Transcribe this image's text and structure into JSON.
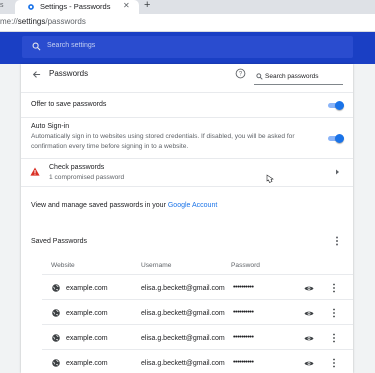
{
  "browser": {
    "tab_title": "Settings - Passwords",
    "tab_close": "✕",
    "left_tab_stub": "s",
    "new_tab": "+",
    "url_prefix": "me://",
    "url_path": "settings",
    "url_suffix": "/passwords"
  },
  "header": {
    "search_placeholder": "Search settings",
    "accent_color": "#1a3fc4"
  },
  "passwords_page": {
    "title": "Passwords",
    "search_placeholder": "Search passwords",
    "offer_to_save": {
      "label": "Offer to save passwords",
      "enabled": true
    },
    "auto_signin": {
      "label": "Auto Sign-in",
      "description_line1": "Automatically sign in to websites using stored credentials. If disabled, you will be asked for",
      "description_line2": "confirmation every time before signing in to a website.",
      "enabled": true
    },
    "check_passwords": {
      "label": "Check passwords",
      "sub": "1 compromised password"
    },
    "manage_text": "View and manage saved passwords in your",
    "manage_link": "Google Account",
    "saved_title": "Saved Passwords",
    "columns": [
      "Website",
      "Username",
      "Password"
    ],
    "rows": [
      {
        "site": "example.com",
        "username": "elisa.g.beckett@gmail.com",
        "password": "••••••••••"
      },
      {
        "site": "example.com",
        "username": "elisa.g.beckett@gmail.com",
        "password": "••••••••••"
      },
      {
        "site": "example.com",
        "username": "elisa.g.beckett@gmail.com",
        "password": "••••••••••"
      },
      {
        "site": "example.com",
        "username": "elisa.g.beckett@gmail.com",
        "password": "••••••••••"
      }
    ]
  }
}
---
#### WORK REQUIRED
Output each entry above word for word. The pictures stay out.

#### RESULT FOR THIS TASK
Transcribe this image's text and structure into JSON.
{
  "browser": {
    "tab_title": "Settings - Passwords",
    "tab_close": "✕",
    "left_tab_stub": "s",
    "new_tab": "+",
    "url_prefix": "me://",
    "url_path": "settings",
    "url_suffix": "/passwords"
  },
  "header": {
    "search_placeholder": "Search settings",
    "accent_color": "#1a3fc4"
  },
  "passwords_page": {
    "title": "Passwords",
    "search_placeholder": "Search passwords",
    "offer_to_save": {
      "label": "Offer to save passwords",
      "enabled": true
    },
    "auto_signin": {
      "label": "Auto Sign-in",
      "description_line1": "Automatically sign in to websites using stored credentials. If disabled, you will be asked for",
      "description_line2": "confirmation every time before signing in to a website.",
      "enabled": true
    },
    "check_passwords": {
      "label": "Check passwords",
      "sub": "1 compromised password"
    },
    "manage_text": "View and manage saved passwords in your",
    "manage_link": "Google Account",
    "saved_title": "Saved Passwords",
    "columns": [
      "Website",
      "Username",
      "Password"
    ],
    "rows": [
      {
        "site": "example.com",
        "username": "elisa.g.beckett@gmail.com",
        "password": "••••••••••"
      },
      {
        "site": "example.com",
        "username": "elisa.g.beckett@gmail.com",
        "password": "••••••••••"
      },
      {
        "site": "example.com",
        "username": "elisa.g.beckett@gmail.com",
        "password": "••••••••••"
      },
      {
        "site": "example.com",
        "username": "elisa.g.beckett@gmail.com",
        "password": "••••••••••"
      }
    ]
  }
}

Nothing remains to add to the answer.